--- START ---

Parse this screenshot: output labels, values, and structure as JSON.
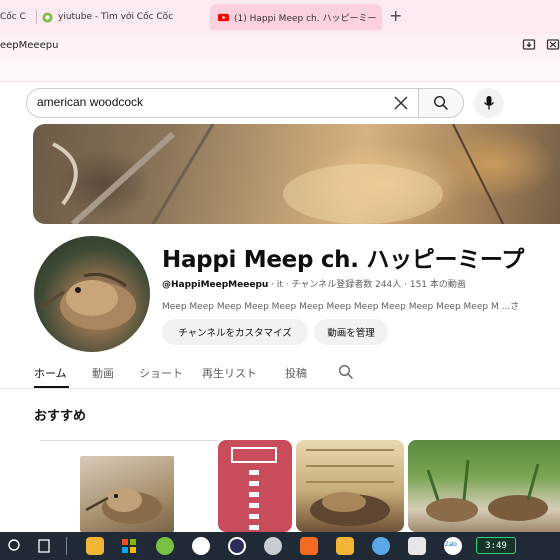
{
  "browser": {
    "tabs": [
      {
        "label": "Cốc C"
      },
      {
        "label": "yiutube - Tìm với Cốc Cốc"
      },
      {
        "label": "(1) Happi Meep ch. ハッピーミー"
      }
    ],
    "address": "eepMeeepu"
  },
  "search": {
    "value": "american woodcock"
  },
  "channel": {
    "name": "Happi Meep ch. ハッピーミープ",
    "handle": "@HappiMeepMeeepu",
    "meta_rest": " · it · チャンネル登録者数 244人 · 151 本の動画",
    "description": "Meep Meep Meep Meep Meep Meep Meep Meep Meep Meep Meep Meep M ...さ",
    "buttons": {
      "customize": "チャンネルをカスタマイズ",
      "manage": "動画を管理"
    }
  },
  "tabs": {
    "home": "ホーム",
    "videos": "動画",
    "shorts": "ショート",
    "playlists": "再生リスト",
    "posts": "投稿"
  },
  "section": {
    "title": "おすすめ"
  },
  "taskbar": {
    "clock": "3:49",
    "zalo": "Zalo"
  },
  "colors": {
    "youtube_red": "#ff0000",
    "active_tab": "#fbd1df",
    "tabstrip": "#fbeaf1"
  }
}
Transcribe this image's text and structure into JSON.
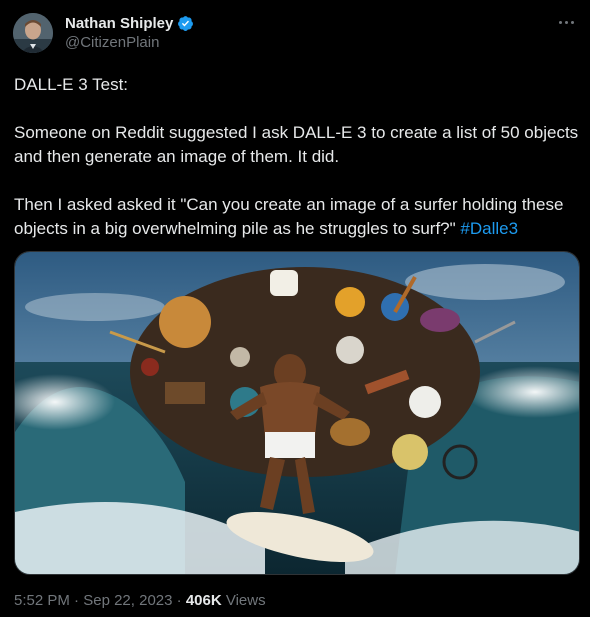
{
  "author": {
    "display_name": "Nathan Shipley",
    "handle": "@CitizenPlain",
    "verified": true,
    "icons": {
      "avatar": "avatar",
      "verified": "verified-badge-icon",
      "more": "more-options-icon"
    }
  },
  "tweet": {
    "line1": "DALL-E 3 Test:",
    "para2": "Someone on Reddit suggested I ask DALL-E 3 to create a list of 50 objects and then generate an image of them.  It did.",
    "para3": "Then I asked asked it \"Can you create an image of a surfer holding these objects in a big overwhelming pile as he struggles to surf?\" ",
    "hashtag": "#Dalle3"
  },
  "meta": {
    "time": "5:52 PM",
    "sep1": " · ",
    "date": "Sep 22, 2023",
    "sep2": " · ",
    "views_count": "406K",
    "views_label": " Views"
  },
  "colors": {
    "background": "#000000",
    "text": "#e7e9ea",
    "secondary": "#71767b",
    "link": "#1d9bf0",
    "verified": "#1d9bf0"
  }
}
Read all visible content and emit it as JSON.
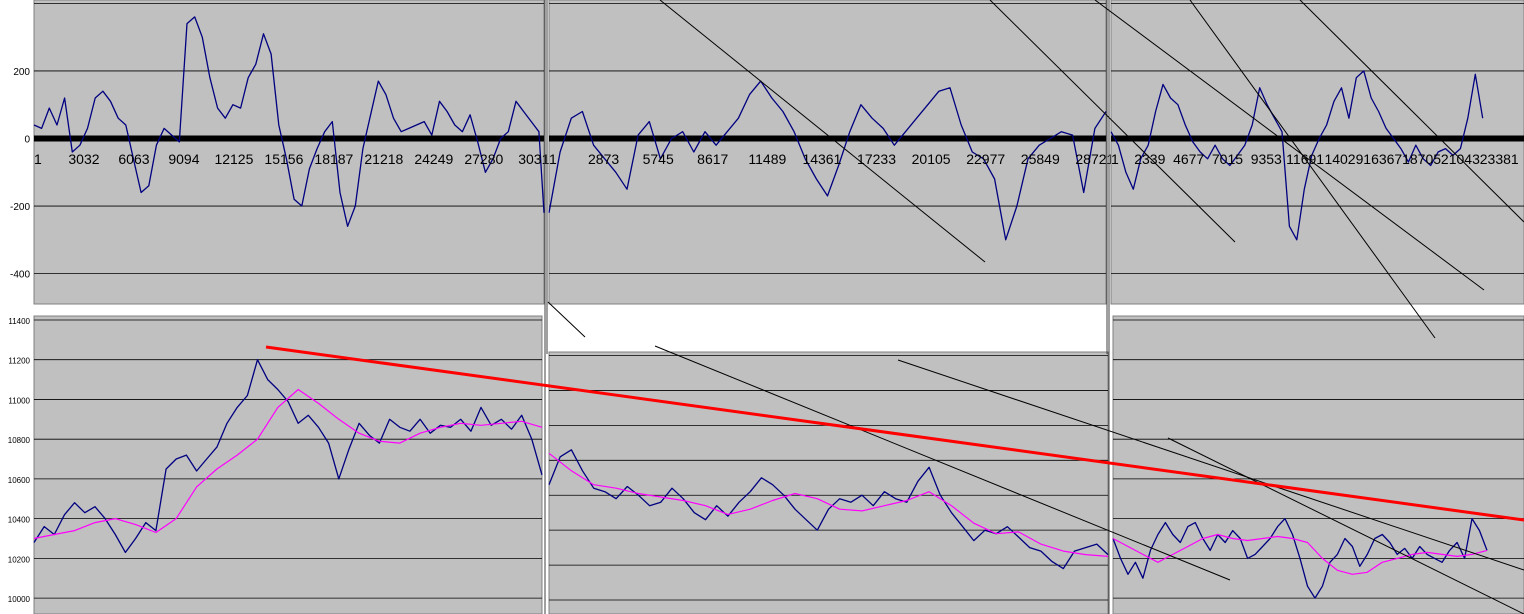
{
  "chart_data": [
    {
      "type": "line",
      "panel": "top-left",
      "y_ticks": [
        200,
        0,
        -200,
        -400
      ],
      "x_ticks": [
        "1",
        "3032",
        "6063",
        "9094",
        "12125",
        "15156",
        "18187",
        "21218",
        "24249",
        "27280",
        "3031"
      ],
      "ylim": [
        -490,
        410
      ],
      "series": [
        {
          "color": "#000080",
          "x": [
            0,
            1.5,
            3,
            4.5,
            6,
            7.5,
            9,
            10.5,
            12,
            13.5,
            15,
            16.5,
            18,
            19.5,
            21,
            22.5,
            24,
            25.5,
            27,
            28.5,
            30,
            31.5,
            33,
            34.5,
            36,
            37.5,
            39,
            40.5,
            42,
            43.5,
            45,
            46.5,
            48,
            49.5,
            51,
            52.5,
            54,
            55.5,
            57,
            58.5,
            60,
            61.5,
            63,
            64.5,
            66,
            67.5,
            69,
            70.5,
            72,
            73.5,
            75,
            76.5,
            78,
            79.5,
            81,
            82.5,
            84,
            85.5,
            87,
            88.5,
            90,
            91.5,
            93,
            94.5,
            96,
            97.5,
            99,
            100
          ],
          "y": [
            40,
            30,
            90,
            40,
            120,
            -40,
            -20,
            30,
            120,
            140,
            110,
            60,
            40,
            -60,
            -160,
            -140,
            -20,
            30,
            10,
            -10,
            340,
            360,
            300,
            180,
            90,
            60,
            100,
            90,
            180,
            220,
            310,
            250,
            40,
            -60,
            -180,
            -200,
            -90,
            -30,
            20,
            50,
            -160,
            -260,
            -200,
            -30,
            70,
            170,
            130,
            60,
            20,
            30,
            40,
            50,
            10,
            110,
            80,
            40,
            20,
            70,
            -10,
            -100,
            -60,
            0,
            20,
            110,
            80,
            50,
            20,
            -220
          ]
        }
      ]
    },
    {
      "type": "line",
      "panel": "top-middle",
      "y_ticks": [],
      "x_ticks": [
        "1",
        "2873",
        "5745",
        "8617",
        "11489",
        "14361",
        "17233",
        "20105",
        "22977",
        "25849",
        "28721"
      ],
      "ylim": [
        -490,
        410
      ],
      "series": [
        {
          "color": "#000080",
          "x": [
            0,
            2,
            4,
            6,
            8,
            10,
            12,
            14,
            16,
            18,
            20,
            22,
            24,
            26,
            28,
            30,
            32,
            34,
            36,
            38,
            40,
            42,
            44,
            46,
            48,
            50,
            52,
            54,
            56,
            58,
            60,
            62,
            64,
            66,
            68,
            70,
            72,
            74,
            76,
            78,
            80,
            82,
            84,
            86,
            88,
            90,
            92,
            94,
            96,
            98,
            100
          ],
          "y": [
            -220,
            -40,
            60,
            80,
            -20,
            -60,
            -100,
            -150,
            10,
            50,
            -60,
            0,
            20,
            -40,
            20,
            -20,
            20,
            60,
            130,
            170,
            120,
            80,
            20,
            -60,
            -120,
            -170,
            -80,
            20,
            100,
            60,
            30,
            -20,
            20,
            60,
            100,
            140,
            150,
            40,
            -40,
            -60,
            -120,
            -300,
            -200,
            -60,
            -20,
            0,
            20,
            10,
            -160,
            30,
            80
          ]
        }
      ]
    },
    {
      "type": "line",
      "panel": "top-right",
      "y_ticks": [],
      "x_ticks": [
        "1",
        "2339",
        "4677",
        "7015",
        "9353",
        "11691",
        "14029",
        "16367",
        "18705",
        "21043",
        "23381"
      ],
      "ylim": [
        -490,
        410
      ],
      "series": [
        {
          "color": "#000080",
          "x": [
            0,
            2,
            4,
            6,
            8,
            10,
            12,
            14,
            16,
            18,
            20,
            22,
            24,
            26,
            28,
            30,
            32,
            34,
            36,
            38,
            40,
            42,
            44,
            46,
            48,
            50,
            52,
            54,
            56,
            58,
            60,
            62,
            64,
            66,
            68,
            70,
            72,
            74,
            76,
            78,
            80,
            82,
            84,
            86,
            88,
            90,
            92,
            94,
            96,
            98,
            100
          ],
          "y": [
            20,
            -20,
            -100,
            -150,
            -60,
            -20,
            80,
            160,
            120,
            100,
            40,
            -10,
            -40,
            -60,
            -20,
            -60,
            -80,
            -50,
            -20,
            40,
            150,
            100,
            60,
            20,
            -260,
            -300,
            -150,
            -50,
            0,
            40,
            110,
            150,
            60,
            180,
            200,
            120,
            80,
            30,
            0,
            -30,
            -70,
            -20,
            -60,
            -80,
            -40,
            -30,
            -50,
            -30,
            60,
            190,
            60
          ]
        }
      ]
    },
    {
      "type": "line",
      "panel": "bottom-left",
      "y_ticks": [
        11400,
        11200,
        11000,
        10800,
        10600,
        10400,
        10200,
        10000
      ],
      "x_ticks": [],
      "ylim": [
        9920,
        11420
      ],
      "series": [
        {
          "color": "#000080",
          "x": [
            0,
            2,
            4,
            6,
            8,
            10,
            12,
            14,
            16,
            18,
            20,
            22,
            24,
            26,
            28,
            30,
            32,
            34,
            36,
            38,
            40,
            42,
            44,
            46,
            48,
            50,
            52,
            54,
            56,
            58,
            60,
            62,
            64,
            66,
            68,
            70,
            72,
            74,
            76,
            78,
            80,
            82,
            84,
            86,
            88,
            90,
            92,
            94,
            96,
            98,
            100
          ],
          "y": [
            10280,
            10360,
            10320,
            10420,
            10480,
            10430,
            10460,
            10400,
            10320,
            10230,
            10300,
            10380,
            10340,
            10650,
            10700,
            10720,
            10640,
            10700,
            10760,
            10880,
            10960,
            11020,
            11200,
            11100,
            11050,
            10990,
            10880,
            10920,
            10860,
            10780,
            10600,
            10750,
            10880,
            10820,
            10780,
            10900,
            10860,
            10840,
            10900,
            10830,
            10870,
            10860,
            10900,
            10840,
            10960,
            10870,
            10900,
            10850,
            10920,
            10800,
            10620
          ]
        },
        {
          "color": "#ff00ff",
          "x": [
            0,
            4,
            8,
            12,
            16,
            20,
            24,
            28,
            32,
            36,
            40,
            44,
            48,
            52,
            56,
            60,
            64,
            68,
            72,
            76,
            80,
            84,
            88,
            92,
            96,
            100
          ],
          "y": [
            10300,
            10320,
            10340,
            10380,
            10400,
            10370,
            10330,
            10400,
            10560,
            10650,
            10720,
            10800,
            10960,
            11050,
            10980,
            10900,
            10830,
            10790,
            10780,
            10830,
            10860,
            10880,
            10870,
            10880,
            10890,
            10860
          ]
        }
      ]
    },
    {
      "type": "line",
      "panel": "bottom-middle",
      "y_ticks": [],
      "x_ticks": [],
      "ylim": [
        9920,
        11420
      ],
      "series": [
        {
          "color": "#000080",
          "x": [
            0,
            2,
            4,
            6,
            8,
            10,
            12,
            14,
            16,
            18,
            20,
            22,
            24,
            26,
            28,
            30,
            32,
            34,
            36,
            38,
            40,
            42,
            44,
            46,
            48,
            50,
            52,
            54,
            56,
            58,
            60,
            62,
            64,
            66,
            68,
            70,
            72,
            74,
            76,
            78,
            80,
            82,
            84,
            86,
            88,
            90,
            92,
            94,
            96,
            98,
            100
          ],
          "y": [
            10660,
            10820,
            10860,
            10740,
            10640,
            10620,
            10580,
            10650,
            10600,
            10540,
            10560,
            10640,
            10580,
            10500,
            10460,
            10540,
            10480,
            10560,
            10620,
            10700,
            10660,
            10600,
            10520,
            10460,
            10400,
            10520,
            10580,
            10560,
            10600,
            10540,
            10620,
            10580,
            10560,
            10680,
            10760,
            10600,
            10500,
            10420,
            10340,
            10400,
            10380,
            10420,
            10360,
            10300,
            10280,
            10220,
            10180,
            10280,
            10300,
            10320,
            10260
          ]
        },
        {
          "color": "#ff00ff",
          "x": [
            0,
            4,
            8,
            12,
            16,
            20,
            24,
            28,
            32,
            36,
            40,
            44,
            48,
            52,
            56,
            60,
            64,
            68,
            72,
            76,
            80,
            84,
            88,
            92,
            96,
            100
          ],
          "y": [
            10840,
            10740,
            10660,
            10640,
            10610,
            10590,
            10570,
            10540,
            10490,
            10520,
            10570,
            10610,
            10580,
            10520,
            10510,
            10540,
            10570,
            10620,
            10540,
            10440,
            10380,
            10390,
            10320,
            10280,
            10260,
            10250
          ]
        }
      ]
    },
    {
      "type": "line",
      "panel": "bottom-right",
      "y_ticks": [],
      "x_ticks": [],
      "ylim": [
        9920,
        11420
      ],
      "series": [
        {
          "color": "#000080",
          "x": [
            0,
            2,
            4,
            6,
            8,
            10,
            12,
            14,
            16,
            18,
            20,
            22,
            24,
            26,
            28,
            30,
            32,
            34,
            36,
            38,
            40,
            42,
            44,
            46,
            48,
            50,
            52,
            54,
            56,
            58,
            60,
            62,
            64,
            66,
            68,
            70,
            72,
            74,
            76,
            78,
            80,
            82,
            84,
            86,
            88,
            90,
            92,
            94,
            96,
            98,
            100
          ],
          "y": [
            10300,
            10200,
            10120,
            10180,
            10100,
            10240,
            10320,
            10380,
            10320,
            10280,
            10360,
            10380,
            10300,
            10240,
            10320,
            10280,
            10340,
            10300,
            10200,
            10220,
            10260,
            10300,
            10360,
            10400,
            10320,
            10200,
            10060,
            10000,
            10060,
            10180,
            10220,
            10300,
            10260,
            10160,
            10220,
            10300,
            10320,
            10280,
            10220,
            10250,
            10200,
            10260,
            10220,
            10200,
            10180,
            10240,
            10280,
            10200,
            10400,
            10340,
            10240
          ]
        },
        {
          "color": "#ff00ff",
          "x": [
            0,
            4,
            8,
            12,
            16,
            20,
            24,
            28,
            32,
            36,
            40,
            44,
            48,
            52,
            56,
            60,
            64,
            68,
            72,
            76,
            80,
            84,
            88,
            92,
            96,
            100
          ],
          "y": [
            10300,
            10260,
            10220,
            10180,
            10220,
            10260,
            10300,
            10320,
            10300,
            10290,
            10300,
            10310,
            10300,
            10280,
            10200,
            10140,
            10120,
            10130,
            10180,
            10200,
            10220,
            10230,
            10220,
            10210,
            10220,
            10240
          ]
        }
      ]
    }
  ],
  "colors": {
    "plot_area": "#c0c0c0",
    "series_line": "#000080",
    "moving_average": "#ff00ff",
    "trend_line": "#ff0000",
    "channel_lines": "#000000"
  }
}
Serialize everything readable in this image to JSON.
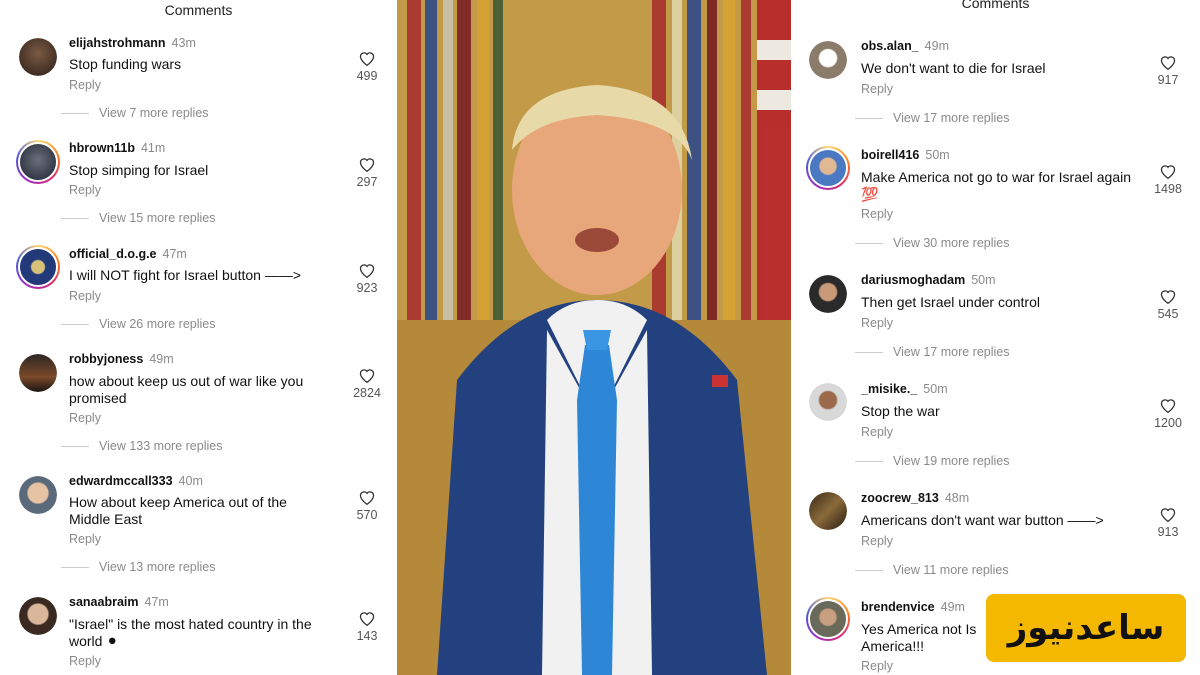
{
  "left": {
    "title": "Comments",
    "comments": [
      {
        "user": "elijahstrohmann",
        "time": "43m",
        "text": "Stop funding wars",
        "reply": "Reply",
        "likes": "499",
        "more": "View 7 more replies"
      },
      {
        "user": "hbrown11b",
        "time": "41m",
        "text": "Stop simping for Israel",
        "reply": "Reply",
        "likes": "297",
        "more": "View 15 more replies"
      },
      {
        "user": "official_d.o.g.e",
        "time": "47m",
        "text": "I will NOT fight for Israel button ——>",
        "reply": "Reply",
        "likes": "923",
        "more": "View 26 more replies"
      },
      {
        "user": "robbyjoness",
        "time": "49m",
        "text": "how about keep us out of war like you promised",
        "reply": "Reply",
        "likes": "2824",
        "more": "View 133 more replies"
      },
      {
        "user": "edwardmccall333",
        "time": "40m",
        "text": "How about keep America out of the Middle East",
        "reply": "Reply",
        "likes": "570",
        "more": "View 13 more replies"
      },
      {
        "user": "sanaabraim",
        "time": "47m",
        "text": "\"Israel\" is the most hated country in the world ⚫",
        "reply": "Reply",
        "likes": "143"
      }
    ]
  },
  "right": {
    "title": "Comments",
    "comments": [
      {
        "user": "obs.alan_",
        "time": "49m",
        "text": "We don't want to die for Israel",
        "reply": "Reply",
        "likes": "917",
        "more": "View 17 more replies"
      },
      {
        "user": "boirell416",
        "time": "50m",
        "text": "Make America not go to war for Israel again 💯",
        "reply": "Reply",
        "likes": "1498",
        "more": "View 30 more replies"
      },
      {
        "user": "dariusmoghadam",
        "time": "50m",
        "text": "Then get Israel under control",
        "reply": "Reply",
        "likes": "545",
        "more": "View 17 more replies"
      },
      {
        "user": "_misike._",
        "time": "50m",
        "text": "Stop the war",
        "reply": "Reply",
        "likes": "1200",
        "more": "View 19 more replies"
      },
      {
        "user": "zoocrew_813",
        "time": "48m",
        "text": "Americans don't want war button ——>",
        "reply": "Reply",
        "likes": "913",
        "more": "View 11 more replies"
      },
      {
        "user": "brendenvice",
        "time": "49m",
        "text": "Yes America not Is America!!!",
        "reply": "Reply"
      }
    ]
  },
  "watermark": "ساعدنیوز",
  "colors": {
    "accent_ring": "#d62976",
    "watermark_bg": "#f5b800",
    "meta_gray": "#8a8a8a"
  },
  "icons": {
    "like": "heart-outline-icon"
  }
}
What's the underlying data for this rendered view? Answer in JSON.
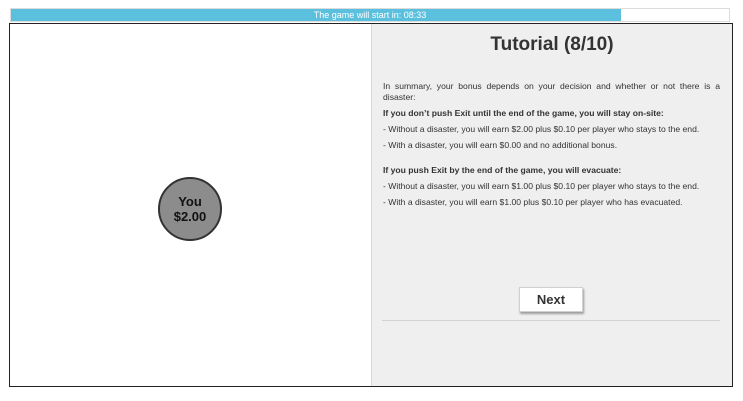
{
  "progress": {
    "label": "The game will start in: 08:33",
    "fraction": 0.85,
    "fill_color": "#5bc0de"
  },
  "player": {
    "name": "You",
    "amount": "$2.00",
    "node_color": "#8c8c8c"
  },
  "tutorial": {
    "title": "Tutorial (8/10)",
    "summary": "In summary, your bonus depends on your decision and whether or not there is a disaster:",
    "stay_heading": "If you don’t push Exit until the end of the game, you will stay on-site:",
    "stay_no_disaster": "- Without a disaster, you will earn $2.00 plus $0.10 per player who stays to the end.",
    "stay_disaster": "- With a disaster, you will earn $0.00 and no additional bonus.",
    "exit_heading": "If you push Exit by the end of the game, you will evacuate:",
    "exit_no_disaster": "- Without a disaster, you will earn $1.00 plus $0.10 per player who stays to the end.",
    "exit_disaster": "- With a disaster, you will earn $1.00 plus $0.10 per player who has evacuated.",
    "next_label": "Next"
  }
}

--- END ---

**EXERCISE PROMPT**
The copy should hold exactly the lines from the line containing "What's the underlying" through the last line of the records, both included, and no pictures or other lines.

**ANSWER FOR THIS EXERCISE**
What's the underlying data for this rendered view? Answer in JSON.
{
  "progress": {
    "label": "The game will start in: 08:33",
    "fraction": 0.85,
    "fill_color": "#5bc0de"
  },
  "player": {
    "name": "You",
    "amount": "$2.00",
    "node_color": "#8c8c8c"
  },
  "tutorial": {
    "title": "Tutorial (8/10)",
    "summary": "In summary, your bonus depends on your decision and whether or not there is a disaster:",
    "stay_heading": "If you don’t push Exit until the end of the game, you will stay on-site:",
    "stay_no_disaster": "- Without a disaster, you will earn $2.00 plus $0.10 per player who stays to the end.",
    "stay_disaster": "- With a disaster, you will earn $0.00 and no additional bonus.",
    "exit_heading": "If you push Exit by the end of the game, you will evacuate:",
    "exit_no_disaster": "- Without a disaster, you will earn $1.00 plus $0.10 per player who stays to the end.",
    "exit_disaster": "- With a disaster, you will earn $1.00 plus $0.10 per player who has evacuated.",
    "next_label": "Next"
  }
}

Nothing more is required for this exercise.